The Wall Street Journal recently offered an opinion piece on a bill that would allow people to be buried with their pets. Although the issue is being raised in New York, where Gov. Cuomo is currently evaluating the bill, this is an interesting topic that may soon pass to other states—wherever people and animals forge deep bonds. Interestingly enough, several pet cemeteries already allow humans to be buried with their beloved pets if they so choose, but the reverse is hardly ever the case. People cemeteries are, as of yet, reserved mostly for people. But is this practice to remain?
Some may think of joint people-pet burials as somewhat preposterous; for some people, after all, dogs are just dogs. However, for others animals are akin to children—they provide unconditional love, constant companionship and share their human owners’ lives. Come to think of it, this is more than some parents can expect from their children. Is it, then, unreasonable that some people would want to spend the rest of their eternity with a creature that offered such comfort and support in life?

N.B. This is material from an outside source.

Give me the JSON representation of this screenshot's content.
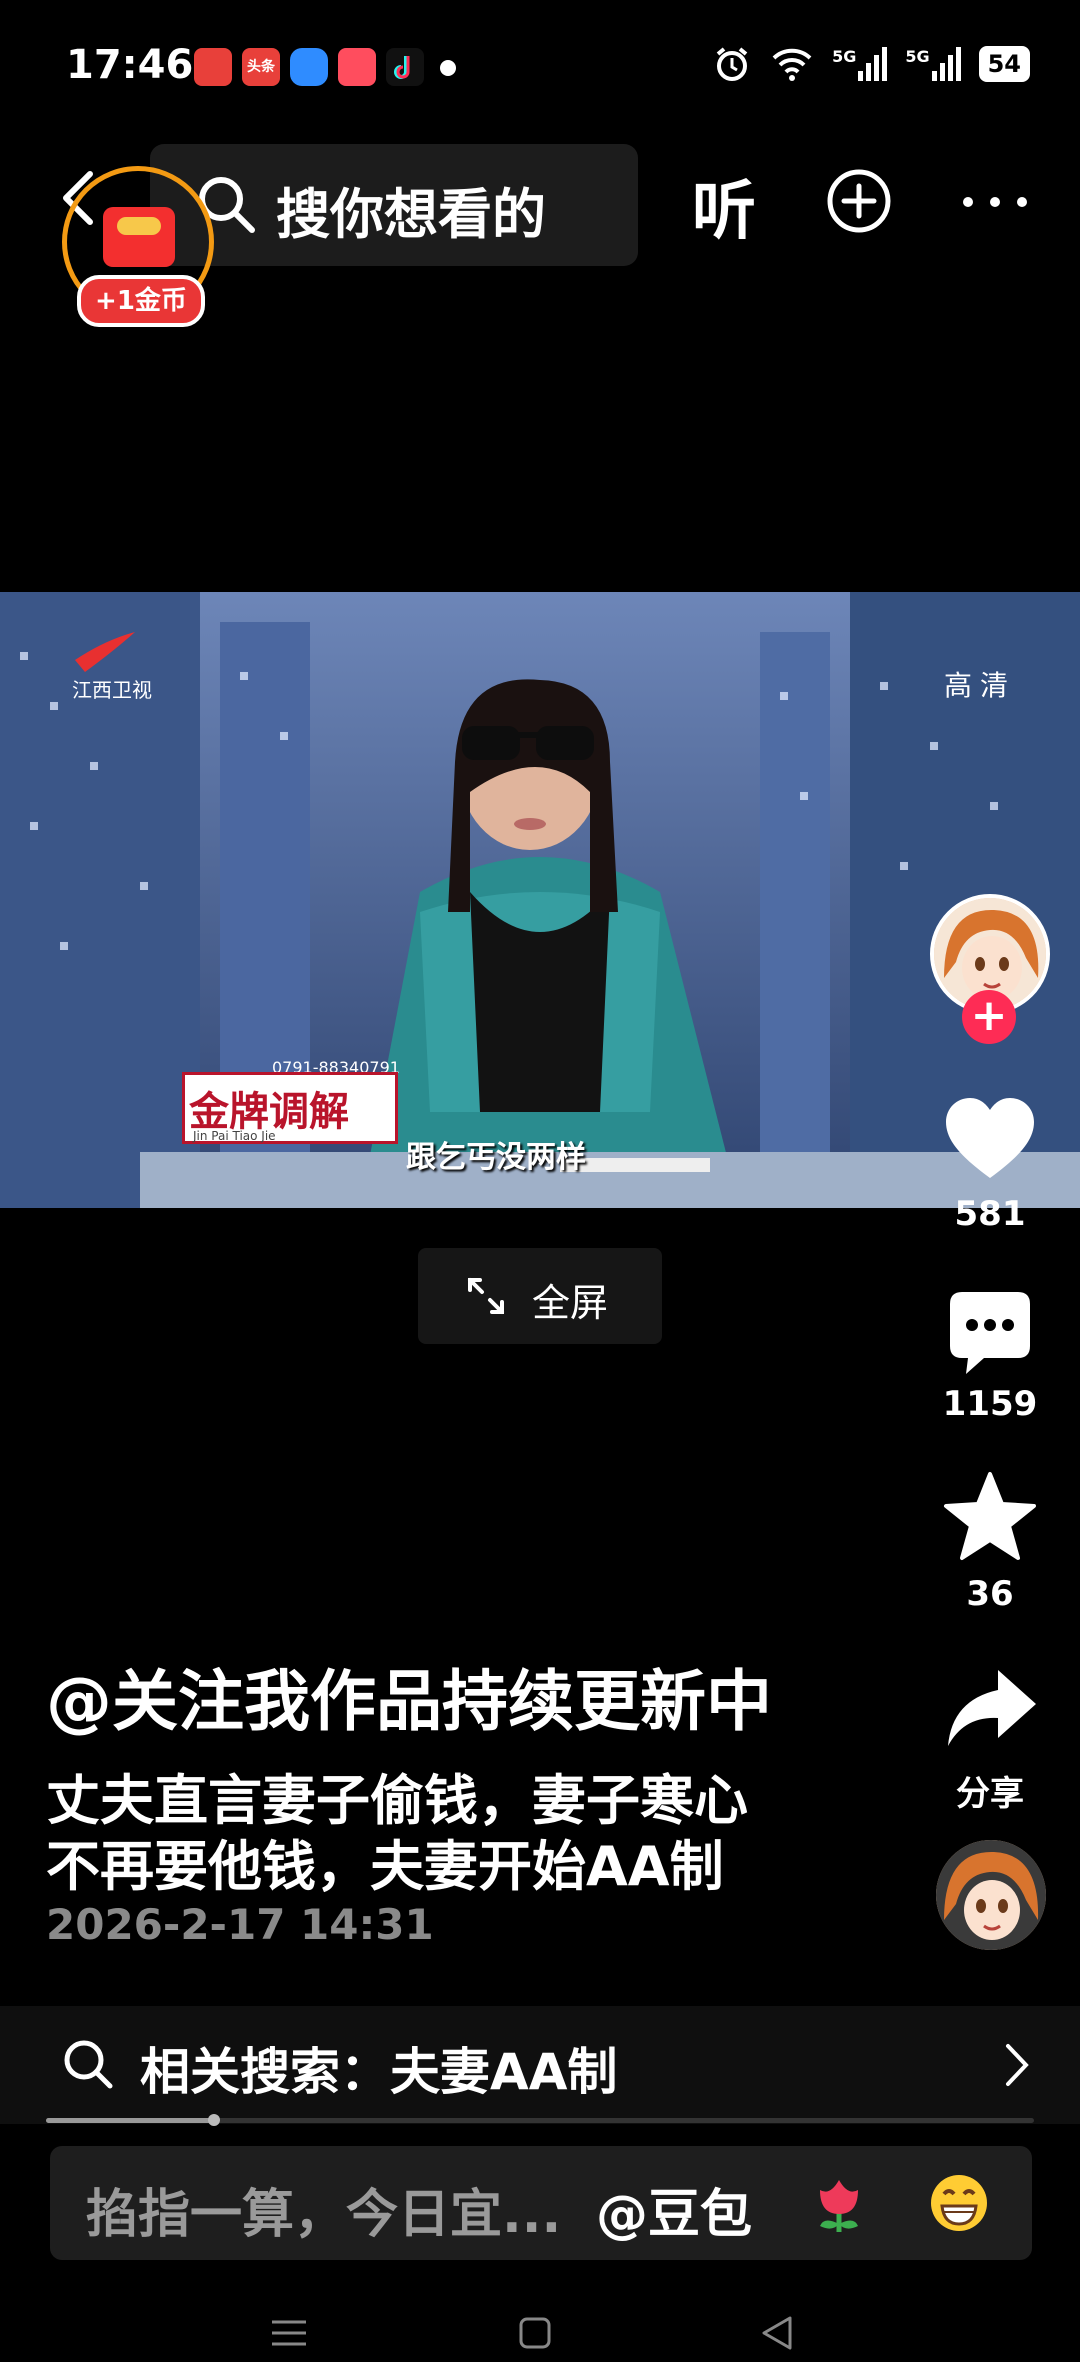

What are the downsides?
While Joe Queenan, the author of the WSJ piece, jokes of family infighting—“who gets to be buried with Fido?” this may actually be an issue that arises. Family pets are held dear and indeed who does get to decide whom Fido loved best and vice versa?
But in the end, there really is very little to discourage a burial with your pet. If this is something that you or your loved one prefers, then what is the harm? It is simply another way to make a funeral even more personal, even more intimate and true to the character of the deceased.
What are the requirements?
Of course this is simply speculation at this point, since no laws have been passed, but common sense dictates that certain rules will apply. For example, both parties must be deceased at the time of the funeral—in other words, no animals should be harmed to meet the demands of their lately passed human. Furthermore, the animal in question must be cremated, in order to eliminate any space concerns. Finally, the animal must be a domesticated pet—in other words, it is not a trophy that you are taking to the grave, but a beloved friend and companion.
Whether you “get it” or you don’t, burial with a pet is an interesting take on a personalized burial—we all want our wishes to be observed and we all hope to have a funeral that truly reflects who we have been in life, perhaps this is simply another way to do so. What do you think? Is this something you would consider or is it too far “out there?”